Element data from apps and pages
------------

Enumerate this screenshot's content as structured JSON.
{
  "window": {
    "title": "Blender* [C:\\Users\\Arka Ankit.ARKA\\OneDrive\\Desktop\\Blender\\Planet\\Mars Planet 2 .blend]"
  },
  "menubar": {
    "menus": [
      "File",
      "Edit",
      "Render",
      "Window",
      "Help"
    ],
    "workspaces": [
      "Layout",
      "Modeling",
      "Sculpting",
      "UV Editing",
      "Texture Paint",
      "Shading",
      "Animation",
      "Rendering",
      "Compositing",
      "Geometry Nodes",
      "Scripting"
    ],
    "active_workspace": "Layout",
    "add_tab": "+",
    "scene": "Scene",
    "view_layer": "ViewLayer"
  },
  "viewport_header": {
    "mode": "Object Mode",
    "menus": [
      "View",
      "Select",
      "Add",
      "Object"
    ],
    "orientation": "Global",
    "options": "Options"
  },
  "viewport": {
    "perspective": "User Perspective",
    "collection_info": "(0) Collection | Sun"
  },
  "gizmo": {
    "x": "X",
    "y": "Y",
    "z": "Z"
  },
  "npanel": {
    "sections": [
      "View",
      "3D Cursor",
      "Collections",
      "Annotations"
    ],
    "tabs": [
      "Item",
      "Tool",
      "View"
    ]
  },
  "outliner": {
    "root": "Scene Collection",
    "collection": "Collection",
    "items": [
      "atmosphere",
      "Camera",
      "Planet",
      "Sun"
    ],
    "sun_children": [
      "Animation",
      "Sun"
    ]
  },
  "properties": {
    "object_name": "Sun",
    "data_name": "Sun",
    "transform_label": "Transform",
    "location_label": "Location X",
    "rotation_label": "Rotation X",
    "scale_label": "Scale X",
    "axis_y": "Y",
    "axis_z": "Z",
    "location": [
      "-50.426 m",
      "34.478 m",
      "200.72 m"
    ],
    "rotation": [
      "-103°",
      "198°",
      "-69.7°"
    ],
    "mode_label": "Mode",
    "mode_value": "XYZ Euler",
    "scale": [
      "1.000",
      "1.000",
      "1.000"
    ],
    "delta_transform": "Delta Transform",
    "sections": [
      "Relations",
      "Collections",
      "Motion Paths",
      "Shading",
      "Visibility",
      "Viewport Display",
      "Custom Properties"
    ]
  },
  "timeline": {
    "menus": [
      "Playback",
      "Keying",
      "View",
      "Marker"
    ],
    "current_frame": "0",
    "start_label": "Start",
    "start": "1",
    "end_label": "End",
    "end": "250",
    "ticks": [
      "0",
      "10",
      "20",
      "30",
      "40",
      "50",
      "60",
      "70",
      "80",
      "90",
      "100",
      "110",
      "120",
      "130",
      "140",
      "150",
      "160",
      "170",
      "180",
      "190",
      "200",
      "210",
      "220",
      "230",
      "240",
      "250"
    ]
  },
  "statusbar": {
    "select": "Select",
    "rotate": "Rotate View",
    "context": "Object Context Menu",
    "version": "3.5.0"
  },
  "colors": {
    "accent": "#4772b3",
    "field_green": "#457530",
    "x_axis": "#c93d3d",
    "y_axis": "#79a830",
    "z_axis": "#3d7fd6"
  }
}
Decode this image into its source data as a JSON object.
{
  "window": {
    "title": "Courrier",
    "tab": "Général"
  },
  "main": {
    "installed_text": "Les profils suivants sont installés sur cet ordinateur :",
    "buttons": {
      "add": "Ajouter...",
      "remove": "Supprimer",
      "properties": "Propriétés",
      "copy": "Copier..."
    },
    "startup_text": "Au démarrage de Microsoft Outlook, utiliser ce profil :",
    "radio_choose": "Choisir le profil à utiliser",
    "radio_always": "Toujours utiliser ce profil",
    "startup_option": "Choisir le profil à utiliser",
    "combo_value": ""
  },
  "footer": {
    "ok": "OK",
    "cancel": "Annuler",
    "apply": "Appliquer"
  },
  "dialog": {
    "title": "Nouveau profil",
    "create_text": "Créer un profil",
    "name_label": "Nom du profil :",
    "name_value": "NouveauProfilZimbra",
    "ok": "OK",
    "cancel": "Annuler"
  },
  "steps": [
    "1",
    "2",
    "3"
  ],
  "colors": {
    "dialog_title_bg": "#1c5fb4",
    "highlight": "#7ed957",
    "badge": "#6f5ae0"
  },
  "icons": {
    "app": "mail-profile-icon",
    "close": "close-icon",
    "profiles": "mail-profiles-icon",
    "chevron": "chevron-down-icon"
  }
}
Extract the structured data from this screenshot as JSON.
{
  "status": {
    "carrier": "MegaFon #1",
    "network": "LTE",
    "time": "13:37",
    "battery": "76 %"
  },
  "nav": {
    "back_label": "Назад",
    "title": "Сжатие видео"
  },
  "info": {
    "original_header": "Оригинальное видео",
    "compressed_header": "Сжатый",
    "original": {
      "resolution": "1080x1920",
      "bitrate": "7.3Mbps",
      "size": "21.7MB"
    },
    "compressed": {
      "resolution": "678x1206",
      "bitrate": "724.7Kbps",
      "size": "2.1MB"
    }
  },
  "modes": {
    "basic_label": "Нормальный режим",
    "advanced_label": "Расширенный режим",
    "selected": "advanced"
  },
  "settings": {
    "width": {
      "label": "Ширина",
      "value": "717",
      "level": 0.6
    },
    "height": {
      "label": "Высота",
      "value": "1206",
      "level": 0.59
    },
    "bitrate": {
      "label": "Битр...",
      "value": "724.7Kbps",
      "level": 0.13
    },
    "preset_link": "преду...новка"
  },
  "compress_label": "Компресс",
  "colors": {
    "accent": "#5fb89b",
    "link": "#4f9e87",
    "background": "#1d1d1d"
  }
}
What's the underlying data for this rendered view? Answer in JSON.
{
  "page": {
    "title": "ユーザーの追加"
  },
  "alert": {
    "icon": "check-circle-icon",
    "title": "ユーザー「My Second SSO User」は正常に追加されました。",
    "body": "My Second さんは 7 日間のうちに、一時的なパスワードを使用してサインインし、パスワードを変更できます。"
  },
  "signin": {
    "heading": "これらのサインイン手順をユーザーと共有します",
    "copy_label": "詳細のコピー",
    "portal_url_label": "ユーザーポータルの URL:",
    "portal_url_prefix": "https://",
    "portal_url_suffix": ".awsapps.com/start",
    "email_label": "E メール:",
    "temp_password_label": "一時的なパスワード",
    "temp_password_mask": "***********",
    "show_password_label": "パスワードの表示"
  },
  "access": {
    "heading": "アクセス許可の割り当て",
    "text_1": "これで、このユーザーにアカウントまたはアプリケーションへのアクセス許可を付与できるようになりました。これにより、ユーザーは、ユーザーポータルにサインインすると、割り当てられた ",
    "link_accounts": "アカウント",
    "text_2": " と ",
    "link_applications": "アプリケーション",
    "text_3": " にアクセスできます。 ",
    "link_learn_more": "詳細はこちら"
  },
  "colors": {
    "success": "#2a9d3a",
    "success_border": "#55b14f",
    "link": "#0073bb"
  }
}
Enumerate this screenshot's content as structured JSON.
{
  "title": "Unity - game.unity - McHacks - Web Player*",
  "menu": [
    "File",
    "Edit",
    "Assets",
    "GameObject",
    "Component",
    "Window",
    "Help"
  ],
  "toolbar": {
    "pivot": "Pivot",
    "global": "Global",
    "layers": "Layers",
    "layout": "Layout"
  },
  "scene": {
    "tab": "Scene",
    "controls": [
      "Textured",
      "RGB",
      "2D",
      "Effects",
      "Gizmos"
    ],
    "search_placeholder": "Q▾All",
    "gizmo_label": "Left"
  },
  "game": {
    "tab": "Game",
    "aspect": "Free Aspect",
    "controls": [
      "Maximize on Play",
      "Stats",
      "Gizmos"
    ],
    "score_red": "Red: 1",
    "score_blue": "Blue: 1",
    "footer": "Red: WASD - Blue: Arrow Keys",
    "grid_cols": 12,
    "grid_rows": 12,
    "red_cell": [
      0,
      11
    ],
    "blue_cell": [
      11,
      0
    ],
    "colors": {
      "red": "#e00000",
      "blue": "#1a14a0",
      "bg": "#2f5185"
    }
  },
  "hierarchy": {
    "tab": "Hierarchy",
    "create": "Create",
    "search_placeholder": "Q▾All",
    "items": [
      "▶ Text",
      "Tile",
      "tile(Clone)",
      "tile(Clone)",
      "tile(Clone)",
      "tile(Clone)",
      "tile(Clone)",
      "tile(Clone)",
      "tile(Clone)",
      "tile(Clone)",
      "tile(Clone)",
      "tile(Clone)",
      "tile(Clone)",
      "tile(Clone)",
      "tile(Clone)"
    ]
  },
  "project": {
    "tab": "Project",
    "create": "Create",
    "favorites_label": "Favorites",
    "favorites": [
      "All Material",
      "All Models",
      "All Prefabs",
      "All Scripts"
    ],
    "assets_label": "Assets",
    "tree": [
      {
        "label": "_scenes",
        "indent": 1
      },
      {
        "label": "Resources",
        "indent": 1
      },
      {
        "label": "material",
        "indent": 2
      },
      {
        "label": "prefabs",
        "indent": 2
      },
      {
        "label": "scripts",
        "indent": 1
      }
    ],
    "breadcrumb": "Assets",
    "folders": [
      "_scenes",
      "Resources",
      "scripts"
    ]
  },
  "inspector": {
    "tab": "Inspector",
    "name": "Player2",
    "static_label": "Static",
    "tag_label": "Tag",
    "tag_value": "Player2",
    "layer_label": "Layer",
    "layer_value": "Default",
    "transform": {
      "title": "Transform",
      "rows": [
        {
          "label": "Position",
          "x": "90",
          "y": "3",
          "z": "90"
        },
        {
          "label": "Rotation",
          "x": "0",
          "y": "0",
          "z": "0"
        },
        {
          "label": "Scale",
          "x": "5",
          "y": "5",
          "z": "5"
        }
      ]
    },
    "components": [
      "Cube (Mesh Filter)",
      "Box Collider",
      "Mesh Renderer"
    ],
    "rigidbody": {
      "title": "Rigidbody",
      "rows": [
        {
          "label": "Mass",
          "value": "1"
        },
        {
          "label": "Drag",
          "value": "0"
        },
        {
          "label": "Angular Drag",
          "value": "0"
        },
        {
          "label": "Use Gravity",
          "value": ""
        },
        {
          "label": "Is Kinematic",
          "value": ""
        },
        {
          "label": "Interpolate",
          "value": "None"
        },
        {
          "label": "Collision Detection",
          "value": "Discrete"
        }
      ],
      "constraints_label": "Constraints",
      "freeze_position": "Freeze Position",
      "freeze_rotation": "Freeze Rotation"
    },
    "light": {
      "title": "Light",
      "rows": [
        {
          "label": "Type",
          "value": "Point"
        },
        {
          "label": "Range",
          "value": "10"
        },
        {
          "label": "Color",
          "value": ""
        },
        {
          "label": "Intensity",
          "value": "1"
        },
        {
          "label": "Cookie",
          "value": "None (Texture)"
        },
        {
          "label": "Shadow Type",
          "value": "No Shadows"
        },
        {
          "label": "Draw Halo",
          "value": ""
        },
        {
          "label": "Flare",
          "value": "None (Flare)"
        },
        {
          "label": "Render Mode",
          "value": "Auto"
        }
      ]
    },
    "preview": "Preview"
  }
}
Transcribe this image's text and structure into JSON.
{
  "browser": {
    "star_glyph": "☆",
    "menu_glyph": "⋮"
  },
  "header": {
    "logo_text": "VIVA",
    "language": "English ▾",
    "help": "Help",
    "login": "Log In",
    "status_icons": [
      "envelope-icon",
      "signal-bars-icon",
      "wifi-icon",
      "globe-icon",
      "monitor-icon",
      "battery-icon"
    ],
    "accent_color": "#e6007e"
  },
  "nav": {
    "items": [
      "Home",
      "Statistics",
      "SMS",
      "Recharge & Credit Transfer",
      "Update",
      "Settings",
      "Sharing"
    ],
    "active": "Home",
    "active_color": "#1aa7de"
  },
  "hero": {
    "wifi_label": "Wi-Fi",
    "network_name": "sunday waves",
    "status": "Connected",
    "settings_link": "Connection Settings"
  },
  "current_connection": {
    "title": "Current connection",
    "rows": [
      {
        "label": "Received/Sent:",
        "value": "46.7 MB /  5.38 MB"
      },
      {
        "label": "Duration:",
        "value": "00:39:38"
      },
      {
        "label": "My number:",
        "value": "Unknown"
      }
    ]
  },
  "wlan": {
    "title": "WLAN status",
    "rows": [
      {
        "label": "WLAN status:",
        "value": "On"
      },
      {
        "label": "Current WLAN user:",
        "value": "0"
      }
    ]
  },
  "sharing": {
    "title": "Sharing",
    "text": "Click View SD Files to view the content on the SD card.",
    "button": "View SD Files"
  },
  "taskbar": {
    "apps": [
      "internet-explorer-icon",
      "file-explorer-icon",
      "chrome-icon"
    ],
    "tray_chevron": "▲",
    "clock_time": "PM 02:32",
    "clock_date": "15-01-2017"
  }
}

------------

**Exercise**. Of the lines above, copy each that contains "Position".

**Answer space**.
          "label": "Position",
      "freeze_position": "Freeze Position",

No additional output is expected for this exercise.